• Problem requirements:
Each line of the listing below that includes "Tunbytorpsgatan" should be reported.

• Provided data:

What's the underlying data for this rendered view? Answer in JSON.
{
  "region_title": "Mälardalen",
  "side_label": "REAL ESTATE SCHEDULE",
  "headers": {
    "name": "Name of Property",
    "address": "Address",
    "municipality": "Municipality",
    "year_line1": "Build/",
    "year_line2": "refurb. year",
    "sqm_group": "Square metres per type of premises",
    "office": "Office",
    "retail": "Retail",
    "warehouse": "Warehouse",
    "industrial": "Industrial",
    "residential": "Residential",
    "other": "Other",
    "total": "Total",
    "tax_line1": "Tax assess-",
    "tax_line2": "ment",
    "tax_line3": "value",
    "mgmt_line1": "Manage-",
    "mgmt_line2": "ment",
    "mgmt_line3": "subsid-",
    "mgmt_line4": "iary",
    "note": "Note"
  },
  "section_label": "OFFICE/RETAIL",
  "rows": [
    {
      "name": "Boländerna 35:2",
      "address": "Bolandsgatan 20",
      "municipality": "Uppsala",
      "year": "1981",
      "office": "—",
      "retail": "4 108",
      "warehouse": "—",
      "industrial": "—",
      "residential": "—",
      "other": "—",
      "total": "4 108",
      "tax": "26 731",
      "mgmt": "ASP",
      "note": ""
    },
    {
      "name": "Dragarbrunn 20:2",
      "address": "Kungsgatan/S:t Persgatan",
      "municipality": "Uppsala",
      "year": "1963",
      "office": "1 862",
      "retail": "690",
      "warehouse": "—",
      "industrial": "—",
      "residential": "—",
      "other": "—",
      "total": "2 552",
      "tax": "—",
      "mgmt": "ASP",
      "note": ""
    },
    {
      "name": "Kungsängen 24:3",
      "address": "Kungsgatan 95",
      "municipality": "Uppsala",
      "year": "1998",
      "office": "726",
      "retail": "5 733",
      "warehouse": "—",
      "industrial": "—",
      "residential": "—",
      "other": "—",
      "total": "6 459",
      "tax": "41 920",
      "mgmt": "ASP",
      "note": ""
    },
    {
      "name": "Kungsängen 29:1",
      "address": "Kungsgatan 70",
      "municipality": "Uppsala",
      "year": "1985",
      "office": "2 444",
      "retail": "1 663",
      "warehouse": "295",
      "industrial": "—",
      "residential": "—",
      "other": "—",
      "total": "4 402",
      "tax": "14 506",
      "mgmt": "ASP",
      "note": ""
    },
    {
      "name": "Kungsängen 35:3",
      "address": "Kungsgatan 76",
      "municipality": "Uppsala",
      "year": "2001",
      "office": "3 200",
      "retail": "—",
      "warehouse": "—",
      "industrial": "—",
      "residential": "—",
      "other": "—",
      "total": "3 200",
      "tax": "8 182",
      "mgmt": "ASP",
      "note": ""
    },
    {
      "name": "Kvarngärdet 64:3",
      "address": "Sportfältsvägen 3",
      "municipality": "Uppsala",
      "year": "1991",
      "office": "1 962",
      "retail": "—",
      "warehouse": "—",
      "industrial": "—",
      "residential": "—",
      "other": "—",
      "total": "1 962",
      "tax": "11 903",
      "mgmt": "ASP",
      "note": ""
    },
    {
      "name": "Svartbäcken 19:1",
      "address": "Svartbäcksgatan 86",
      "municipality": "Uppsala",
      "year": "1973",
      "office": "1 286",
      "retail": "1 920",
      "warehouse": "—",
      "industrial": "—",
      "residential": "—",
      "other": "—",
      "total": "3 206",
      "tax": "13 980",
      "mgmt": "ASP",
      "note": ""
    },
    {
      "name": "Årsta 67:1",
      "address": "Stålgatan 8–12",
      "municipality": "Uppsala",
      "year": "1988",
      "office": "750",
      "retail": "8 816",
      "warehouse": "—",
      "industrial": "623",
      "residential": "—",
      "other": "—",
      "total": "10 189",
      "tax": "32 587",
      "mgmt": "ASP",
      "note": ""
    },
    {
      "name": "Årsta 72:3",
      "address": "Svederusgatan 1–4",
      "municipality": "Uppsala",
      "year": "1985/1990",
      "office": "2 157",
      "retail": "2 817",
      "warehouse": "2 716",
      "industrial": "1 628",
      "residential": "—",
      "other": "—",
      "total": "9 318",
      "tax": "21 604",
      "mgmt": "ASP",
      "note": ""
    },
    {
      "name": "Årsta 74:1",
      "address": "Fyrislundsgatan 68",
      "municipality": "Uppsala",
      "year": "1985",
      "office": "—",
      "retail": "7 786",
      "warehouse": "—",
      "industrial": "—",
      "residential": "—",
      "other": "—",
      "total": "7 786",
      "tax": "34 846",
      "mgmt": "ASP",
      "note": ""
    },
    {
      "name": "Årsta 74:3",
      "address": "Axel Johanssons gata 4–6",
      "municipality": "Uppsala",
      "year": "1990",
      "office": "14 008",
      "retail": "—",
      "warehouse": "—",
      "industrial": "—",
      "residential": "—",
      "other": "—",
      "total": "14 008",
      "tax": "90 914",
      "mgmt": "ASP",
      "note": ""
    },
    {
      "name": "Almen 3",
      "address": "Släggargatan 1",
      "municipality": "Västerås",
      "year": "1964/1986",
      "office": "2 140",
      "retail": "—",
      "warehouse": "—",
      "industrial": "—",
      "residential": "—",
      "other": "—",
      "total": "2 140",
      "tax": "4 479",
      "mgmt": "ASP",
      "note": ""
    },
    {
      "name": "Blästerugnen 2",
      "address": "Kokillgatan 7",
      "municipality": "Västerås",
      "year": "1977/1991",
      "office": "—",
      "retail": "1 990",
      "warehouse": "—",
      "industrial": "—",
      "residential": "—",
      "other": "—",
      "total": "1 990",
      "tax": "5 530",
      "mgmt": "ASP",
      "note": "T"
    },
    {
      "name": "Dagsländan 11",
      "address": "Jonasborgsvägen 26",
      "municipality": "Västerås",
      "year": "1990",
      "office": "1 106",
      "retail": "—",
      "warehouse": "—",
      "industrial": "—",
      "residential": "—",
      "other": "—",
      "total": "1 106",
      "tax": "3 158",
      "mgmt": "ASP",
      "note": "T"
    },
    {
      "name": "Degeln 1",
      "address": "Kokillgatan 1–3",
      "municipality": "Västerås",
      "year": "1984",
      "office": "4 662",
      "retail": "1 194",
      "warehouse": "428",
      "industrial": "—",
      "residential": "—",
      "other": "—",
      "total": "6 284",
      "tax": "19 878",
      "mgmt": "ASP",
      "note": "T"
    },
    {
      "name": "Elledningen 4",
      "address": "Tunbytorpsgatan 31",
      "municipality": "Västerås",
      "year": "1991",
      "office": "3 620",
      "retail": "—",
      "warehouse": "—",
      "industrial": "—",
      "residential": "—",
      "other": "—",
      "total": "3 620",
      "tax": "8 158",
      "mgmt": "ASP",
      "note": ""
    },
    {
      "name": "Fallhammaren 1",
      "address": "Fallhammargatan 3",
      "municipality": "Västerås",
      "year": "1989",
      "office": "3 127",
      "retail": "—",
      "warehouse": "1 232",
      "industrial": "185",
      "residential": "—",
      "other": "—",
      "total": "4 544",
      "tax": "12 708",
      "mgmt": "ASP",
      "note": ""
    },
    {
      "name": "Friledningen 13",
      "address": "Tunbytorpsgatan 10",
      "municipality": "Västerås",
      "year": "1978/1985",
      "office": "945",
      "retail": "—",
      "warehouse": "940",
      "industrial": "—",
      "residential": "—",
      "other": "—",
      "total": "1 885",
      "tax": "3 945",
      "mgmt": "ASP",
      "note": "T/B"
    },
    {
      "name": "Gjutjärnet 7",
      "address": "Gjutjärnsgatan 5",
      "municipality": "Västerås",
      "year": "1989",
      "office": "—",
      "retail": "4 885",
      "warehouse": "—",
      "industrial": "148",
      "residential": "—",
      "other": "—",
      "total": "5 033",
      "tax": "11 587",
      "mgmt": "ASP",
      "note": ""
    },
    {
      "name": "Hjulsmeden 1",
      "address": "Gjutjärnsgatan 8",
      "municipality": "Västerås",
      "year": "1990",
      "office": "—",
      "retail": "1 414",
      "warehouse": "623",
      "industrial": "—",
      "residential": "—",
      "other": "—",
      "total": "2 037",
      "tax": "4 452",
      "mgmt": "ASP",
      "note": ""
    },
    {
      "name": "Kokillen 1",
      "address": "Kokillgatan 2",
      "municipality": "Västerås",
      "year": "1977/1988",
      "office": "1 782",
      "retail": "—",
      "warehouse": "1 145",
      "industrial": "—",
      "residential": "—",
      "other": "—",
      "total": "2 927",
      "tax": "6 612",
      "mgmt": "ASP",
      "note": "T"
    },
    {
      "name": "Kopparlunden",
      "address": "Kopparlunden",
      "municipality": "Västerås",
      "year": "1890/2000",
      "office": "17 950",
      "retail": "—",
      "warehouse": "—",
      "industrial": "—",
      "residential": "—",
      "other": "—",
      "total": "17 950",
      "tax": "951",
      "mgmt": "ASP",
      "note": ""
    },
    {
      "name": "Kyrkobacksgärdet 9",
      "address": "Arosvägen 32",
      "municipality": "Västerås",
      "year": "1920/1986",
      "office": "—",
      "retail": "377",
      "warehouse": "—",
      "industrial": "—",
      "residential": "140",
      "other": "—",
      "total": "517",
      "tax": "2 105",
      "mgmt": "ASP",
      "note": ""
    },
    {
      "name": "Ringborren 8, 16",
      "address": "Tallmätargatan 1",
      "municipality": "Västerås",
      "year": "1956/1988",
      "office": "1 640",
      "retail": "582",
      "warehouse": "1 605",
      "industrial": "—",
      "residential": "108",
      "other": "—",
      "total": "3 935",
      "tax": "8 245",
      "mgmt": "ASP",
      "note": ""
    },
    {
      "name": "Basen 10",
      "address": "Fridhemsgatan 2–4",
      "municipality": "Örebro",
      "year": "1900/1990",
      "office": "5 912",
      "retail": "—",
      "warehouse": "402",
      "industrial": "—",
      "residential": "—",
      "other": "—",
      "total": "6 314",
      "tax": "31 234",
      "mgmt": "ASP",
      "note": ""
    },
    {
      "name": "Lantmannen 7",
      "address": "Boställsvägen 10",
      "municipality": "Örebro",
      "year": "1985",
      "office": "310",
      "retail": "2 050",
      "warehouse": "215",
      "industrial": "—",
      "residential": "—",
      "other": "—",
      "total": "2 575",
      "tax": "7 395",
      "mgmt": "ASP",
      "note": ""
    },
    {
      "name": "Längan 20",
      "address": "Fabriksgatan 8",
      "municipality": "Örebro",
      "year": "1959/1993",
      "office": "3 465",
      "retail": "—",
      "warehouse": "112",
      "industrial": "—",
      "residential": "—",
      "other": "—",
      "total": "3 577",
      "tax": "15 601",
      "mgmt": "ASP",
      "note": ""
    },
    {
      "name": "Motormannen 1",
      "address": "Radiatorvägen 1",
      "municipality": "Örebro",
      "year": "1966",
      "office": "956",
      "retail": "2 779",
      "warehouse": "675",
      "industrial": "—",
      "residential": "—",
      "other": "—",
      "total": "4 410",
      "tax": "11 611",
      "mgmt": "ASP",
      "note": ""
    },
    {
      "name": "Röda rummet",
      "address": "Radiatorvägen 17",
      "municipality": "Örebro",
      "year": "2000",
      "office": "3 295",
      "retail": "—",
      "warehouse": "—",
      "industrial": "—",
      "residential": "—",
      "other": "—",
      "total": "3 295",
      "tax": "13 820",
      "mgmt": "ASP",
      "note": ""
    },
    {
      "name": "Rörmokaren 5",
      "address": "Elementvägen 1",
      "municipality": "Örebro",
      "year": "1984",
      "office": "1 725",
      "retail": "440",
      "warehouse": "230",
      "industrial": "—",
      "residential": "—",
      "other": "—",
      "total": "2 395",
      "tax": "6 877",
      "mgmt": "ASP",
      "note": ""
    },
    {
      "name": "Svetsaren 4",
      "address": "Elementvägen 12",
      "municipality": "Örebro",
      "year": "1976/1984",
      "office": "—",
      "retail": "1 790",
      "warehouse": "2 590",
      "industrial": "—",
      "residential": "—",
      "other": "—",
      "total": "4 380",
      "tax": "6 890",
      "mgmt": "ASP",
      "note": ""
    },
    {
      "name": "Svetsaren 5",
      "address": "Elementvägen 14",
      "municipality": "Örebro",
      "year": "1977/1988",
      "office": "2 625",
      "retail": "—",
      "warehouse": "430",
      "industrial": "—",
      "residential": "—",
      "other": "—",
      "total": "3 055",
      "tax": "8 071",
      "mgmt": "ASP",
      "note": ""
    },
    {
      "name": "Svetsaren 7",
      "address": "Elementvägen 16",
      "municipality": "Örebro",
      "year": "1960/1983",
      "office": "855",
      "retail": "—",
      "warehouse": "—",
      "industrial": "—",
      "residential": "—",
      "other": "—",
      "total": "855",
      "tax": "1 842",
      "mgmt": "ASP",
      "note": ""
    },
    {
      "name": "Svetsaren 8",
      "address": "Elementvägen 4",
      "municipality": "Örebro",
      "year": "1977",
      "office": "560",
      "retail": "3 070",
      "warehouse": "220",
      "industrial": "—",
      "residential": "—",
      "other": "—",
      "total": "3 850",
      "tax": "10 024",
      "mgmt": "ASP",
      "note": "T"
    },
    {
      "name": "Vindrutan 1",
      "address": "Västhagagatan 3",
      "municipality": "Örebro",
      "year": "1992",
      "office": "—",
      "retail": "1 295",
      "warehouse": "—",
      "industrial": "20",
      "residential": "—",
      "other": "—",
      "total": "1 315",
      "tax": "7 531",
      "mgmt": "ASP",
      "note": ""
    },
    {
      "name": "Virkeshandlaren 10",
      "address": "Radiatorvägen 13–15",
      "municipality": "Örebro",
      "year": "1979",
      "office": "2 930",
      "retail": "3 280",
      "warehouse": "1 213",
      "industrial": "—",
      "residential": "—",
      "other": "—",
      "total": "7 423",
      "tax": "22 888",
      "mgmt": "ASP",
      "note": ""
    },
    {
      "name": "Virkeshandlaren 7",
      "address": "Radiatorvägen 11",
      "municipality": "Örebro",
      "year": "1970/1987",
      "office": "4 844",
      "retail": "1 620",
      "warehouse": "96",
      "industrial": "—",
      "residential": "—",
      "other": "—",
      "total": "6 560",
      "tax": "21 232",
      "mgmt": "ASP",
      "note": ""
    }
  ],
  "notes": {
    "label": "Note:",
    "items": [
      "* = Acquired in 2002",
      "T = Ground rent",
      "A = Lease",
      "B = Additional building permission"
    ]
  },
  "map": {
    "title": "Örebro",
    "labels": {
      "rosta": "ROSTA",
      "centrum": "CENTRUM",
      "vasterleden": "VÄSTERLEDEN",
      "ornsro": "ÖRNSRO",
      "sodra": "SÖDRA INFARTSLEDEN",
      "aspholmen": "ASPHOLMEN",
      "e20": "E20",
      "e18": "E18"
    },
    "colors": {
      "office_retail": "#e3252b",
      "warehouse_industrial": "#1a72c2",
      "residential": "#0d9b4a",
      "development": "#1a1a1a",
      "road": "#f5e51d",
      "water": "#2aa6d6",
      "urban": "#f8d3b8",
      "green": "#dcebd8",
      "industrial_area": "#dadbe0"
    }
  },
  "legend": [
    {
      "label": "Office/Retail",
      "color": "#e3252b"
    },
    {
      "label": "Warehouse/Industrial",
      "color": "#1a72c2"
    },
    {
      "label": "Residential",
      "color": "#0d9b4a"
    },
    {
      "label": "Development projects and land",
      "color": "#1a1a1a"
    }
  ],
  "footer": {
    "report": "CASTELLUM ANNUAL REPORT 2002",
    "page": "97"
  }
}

• Exercise answer:
      "address": "Tunbytorpsgatan 31",
      "address": "Tunbytorpsgatan 10",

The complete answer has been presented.